* **GOAL OF THE EXERCISE**
Set every line of the data down again exactly, and keep the pictures out.

[Data about app and page elements]
========================================

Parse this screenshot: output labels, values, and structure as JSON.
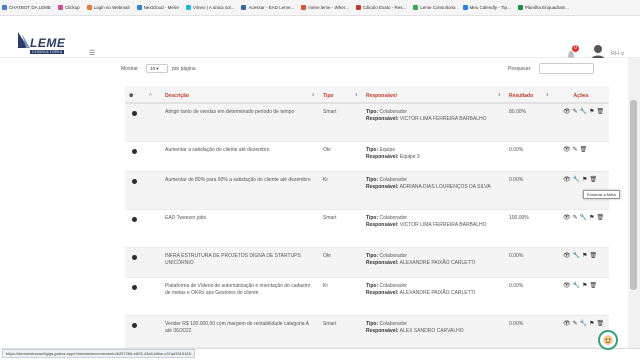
{
  "bookmarks": [
    {
      "label": "CHATBOT DA LEME",
      "color": "#4a7bd0"
    },
    {
      "label": "Clickup",
      "color": "#d04a90"
    },
    {
      "label": "Login no Webmail",
      "color": "#e07b3a"
    },
    {
      "label": "Nextcloud - Meire",
      "color": "#2d7fd6"
    },
    {
      "label": "Vimeo | A única sol...",
      "color": "#1fb6e8"
    },
    {
      "label": "Acessar - EAD Leme...",
      "color": "#3a66b0"
    },
    {
      "label": "meire.leme - Wher...",
      "color": "#d9532b"
    },
    {
      "label": "Cálculo Exato - Res...",
      "color": "#c0392b"
    },
    {
      "label": "Leme Consultoria",
      "color": "#34a853"
    },
    {
      "label": "Meu Calendly - Tip...",
      "color": "#2b7de9"
    },
    {
      "label": "Planilha Enquadram...",
      "color": "#1e8e3e"
    }
  ],
  "header": {
    "logo_text": "LEME",
    "logo_sub": "CONSULTORIA",
    "notification_count": "0",
    "user_name": "RH"
  },
  "controls": {
    "show_label": "Mostrar",
    "page_length": "10",
    "per_page": "por página",
    "search_label": "Pesquisar:"
  },
  "columns": {
    "descricao": "Descrição",
    "tipo": "Tipo",
    "responsavel": "Responsável",
    "resultado": "Resultado",
    "acoes": "Ações"
  },
  "tipo_label": "Tipo:",
  "resp_label": "Responsável:",
  "rows": [
    {
      "desc": "Atingir tanto de vendas em determinado período de tempo",
      "tipo": "Smart",
      "tipo_val": "Colaborador",
      "resp": "VICTOR LIMA FERREIRA BARBALHO",
      "resultado": "80.00%"
    },
    {
      "desc": "Aumentar a satisfação do cliente até dezembro",
      "tipo": "Okr",
      "tipo_val": "Equipe",
      "resp": "Equipe 3",
      "resultado": "0.00%"
    },
    {
      "desc": "Aumentar de 80% para 90% a satisfação do cliente até dezembro",
      "tipo": "Kr",
      "tipo_val": "Colaborador",
      "resp": "ADRIANA DIAS LOURENÇOS DA SILVA",
      "resultado": "0.00%"
    },
    {
      "desc": "EAD Tweezer jobs",
      "tipo": "Smart",
      "tipo_val": "Colaborador",
      "resp": "VICTOR LIMA FERREIRA BARBALHO",
      "resultado": "100.00%"
    },
    {
      "desc": "INFRA ESTRUTURA DE PROJETOS DIGNA DE STARTUPS UNICÓRNIO",
      "tipo": "Okr",
      "tipo_val": "Colaborador",
      "resp": "ALEXANDRE PAIXÃO CARLETTI",
      "resultado": "0.00%"
    },
    {
      "desc": "Plataforma de Vídeos de automatização e orientação do cadastro de metas e OKRs aos Gestores do cliente",
      "tipo": "Kr",
      "tipo_val": "Colaborador",
      "resp": "ALEXANDRE PAIXÃO CARLETTI",
      "resultado": "0.00%"
    },
    {
      "desc": "Vender R$ 100.000,00 com margem de rentabilidade categoria A até 06/2022",
      "tipo": "Smart",
      "tipo_val": "Colaborador",
      "resp": "ALEX SANDRO CARVALHO",
      "resultado": "0.00%"
    }
  ],
  "tooltip": "Encerrar a Meta",
  "status_url": "https://demonstracao5giga.galera.app/rh/metas/encerramento/b297266-e803-43e8-b6be-c37ad3315183"
}
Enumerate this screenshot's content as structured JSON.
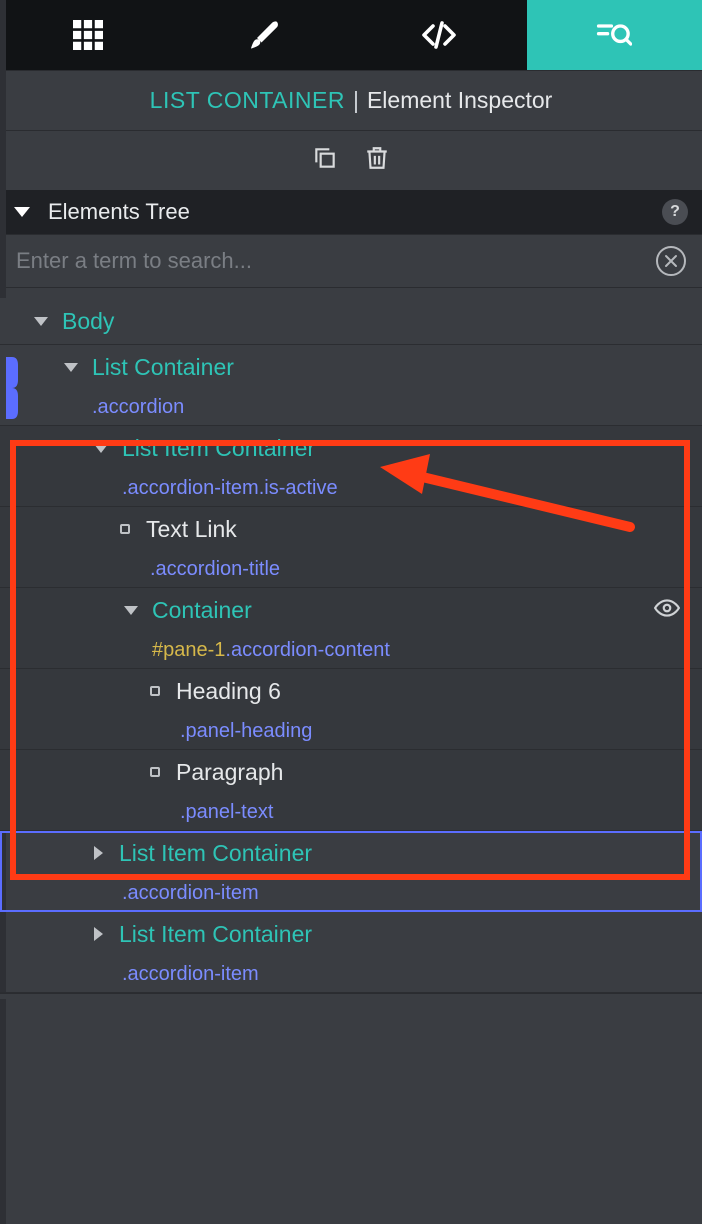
{
  "tabs": {
    "grid_icon": "grid-icon",
    "brush_icon": "brush-icon",
    "code_icon": "code-icon",
    "inspect_icon": "inspect-icon"
  },
  "breadcrumb": {
    "element": "LIST CONTAINER",
    "separator": "|",
    "title": "Element Inspector"
  },
  "section": {
    "title": "Elements Tree",
    "help": "?"
  },
  "search": {
    "placeholder": "Enter a term to search..."
  },
  "tree": {
    "body": {
      "label": "Body"
    },
    "list_container": {
      "label": "List Container",
      "class": ".accordion"
    },
    "item_active": {
      "label": "List Item Container",
      "class": ".accordion-item.is-active"
    },
    "text_link": {
      "label": "Text Link",
      "class": ".accordion-title"
    },
    "container": {
      "label": "Container",
      "id": "#pane-1",
      "class": ".accordion-content"
    },
    "heading6": {
      "label": "Heading 6",
      "class": ".panel-heading"
    },
    "paragraph": {
      "label": "Paragraph",
      "class": ".panel-text"
    },
    "item2": {
      "label": "List Item Container",
      "class": ".accordion-item"
    },
    "item3": {
      "label": "List Item Container",
      "class": ".accordion-item"
    }
  }
}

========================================

* **RESPONSE TO THIS EXERCISE**
Parse this screenshot: output labels, values, and structure as JSON.
{
  "bookmarks": [
    {
      "label": "CHATBOT DA LEME",
      "color": "#4a7bd0"
    },
    {
      "label": "Clickup",
      "color": "#d04a90"
    },
    {
      "label": "Login no Webmail",
      "color": "#e07b3a"
    },
    {
      "label": "Nextcloud - Meire",
      "color": "#2d7fd6"
    },
    {
      "label": "Vimeo | A única sol...",
      "color": "#1fb6e8"
    },
    {
      "label": "Acessar - EAD Leme...",
      "color": "#3a66b0"
    },
    {
      "label": "meire.leme - Wher...",
      "color": "#d9532b"
    },
    {
      "label": "Cálculo Exato - Res...",
      "color": "#c0392b"
    },
    {
      "label": "Leme Consultoria",
      "color": "#34a853"
    },
    {
      "label": "Meu Calendly - Tip...",
      "color": "#2b7de9"
    },
    {
      "label": "Planilha Enquadram...",
      "color": "#1e8e3e"
    }
  ],
  "header": {
    "logo_text": "LEME",
    "logo_sub": "CONSULTORIA",
    "notification_count": "0",
    "user_name": "RH"
  },
  "controls": {
    "show_label": "Mostrar",
    "page_length": "10",
    "per_page": "por página",
    "search_label": "Pesquisar:"
  },
  "columns": {
    "descricao": "Descrição",
    "tipo": "Tipo",
    "responsavel": "Responsável",
    "resultado": "Resultado",
    "acoes": "Ações"
  },
  "tipo_label": "Tipo:",
  "resp_label": "Responsável:",
  "rows": [
    {
      "desc": "Atingir tanto de vendas em determinado período de tempo",
      "tipo": "Smart",
      "tipo_val": "Colaborador",
      "resp": "VICTOR LIMA FERREIRA BARBALHO",
      "resultado": "80.00%"
    },
    {
      "desc": "Aumentar a satisfação do cliente até dezembro",
      "tipo": "Okr",
      "tipo_val": "Equipe",
      "resp": "Equipe 3",
      "resultado": "0.00%"
    },
    {
      "desc": "Aumentar de 80% para 90% a satisfação do cliente até dezembro",
      "tipo": "Kr",
      "tipo_val": "Colaborador",
      "resp": "ADRIANA DIAS LOURENÇOS DA SILVA",
      "resultado": "0.00%"
    },
    {
      "desc": "EAD Tweezer jobs",
      "tipo": "Smart",
      "tipo_val": "Colaborador",
      "resp": "VICTOR LIMA FERREIRA BARBALHO",
      "resultado": "100.00%"
    },
    {
      "desc": "INFRA ESTRUTURA DE PROJETOS DIGNA DE STARTUPS UNICÓRNIO",
      "tipo": "Okr",
      "tipo_val": "Colaborador",
      "resp": "ALEXANDRE PAIXÃO CARLETTI",
      "resultado": "0.00%"
    },
    {
      "desc": "Plataforma de Vídeos de automatização e orientação do cadastro de metas e OKRs aos Gestores do cliente",
      "tipo": "Kr",
      "tipo_val": "Colaborador",
      "resp": "ALEXANDRE PAIXÃO CARLETTI",
      "resultado": "0.00%"
    },
    {
      "desc": "Vender R$ 100.000,00 com margem de rentabilidade categoria A até 06/2022",
      "tipo": "Smart",
      "tipo_val": "Colaborador",
      "resp": "ALEX SANDRO CARVALHO",
      "resultado": "0.00%"
    }
  ],
  "tooltip": "Encerrar a Meta",
  "status_url": "https://demonstracao5giga.galera.app/rh/metas/encerramento/b297266-e803-43e8-b6be-c37ad3315183"
}
Enumerate this screenshot's content as structured JSON.
{
  "tabs": {
    "grid_icon": "grid-icon",
    "brush_icon": "brush-icon",
    "code_icon": "code-icon",
    "inspect_icon": "inspect-icon"
  },
  "breadcrumb": {
    "element": "LIST CONTAINER",
    "separator": "|",
    "title": "Element Inspector"
  },
  "section": {
    "title": "Elements Tree",
    "help": "?"
  },
  "search": {
    "placeholder": "Enter a term to search..."
  },
  "tree": {
    "body": {
      "label": "Body"
    },
    "list_container": {
      "label": "List Container",
      "class": ".accordion"
    },
    "item_active": {
      "label": "List Item Container",
      "class": ".accordion-item.is-active"
    },
    "text_link": {
      "label": "Text Link",
      "class": ".accordion-title"
    },
    "container": {
      "label": "Container",
      "id": "#pane-1",
      "class": ".accordion-content"
    },
    "heading6": {
      "label": "Heading 6",
      "class": ".panel-heading"
    },
    "paragraph": {
      "label": "Paragraph",
      "class": ".panel-text"
    },
    "item2": {
      "label": "List Item Container",
      "class": ".accordion-item"
    },
    "item3": {
      "label": "List Item Container",
      "class": ".accordion-item"
    }
  }
}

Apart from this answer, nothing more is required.